Box 29.1 Principles of Extradural Myelomeningocele Reconstruction
Paraspinal turnover fascial flaps
Cover the dura and decrease cerebrospinal fluid leak
Separate dural repair from skin closure
Avoid gluteal/latissimus flaps, which can defunctionalize a neurologically compromised patient
Linear midline skin closure
Facilitates reoperations for tethered cord and scoliosis
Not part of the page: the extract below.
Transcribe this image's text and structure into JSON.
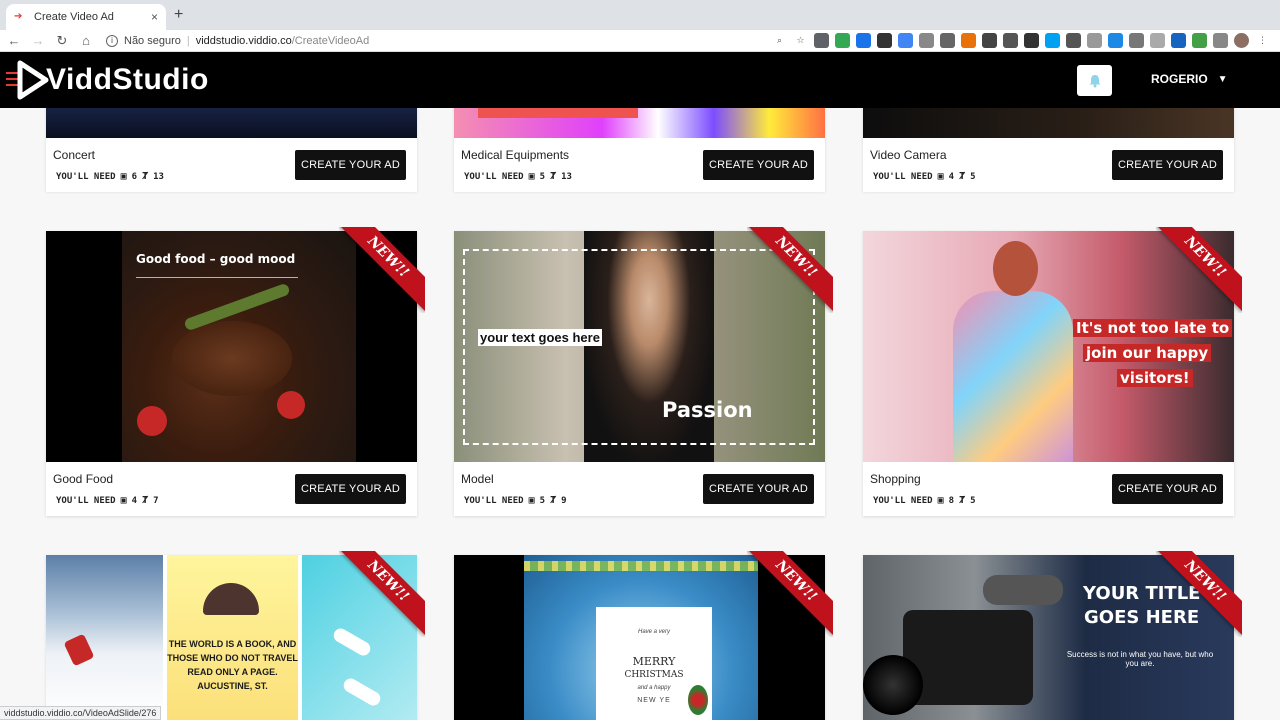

This technique does not include muscle dissection and thus will not worsen the functional deficit in a neurologically compromised patient. The patient’s ambulatory status is related to the level of spinal involvement. Ninety-five percent of children with L5 or sacral myelomeningocele are able to ambulate moderate distances (community ambulators). Patients with defects at L3 or above are only able to ambulate short distances (nonfunctional ambulators). Sixty percent of patients with myelomeningoceles will be community ambulators, 15% nonfunctional ambulators, and 25% are nonambulatory. Paraspinous turnover fascial flaps obviate the need to use major muscle flaps (e.g., gluteal, latissimus), which are more complicated to dissect and have a greater risk of complications. Harvest of gluteal and/or latissimus muscles also can further defunctionalize an infant with a myelomeningocele. Use of gluteal muscle flaps in a potential community ambulator may cause the child to become a nonfunctional ambulator or nonambulatory. Harvest of latissimus muscle will handicap a child’s ability to walk with crutches and/or transfer from a wheelchair.
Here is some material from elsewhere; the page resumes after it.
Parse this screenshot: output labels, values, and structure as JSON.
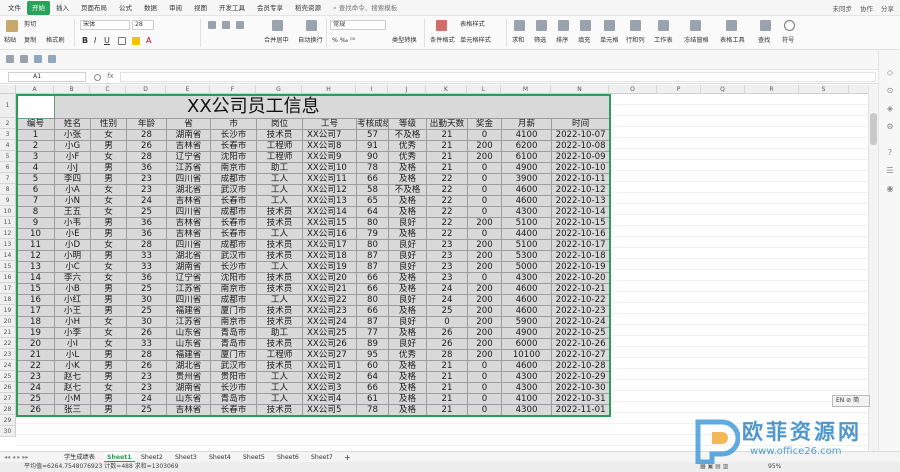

After providing deep soft-tissue coverage over the dural repair with paraspinous fascia, the overlying skin is approximated. To approximate the integument, skin flaps are widely undermined above the muscle fascia, advanced medially, and sutured vertically in the midline over two drains with interrupted 4–0 vicryl and 4–0 nylon suture. If large defects are closed with tension, prone positioning is prescribed for a minimum of 2 weeks postoperatively and the nylon sutures are maintained for at least 4 weeks.
Skin closure in the midline is important for myelomeningocele repair because patients often require additional operations involving the posterior trunk. Secondary procedures for cord tethering or spinal fusion for scoliosis occur in one-half of patients. I avoid the use of bilobed, bipedicle, rhomboid, rotation, or V-Y advancement flaps to minimize posterior trunk scarring and complications (Fig. 29‑3). The vertical scar facilitates exposure for secondary spinal procedures and minimizes the risk of skin necrosis from multiple posterior trunk incisions. Wide skin undermining will achieve a linear, midline closure without breakdown for even the largest defects. If the incision line separates, it will heal secondarily without consequence; the risk of meningitis is small because fascial flaps separate the integument from the dura.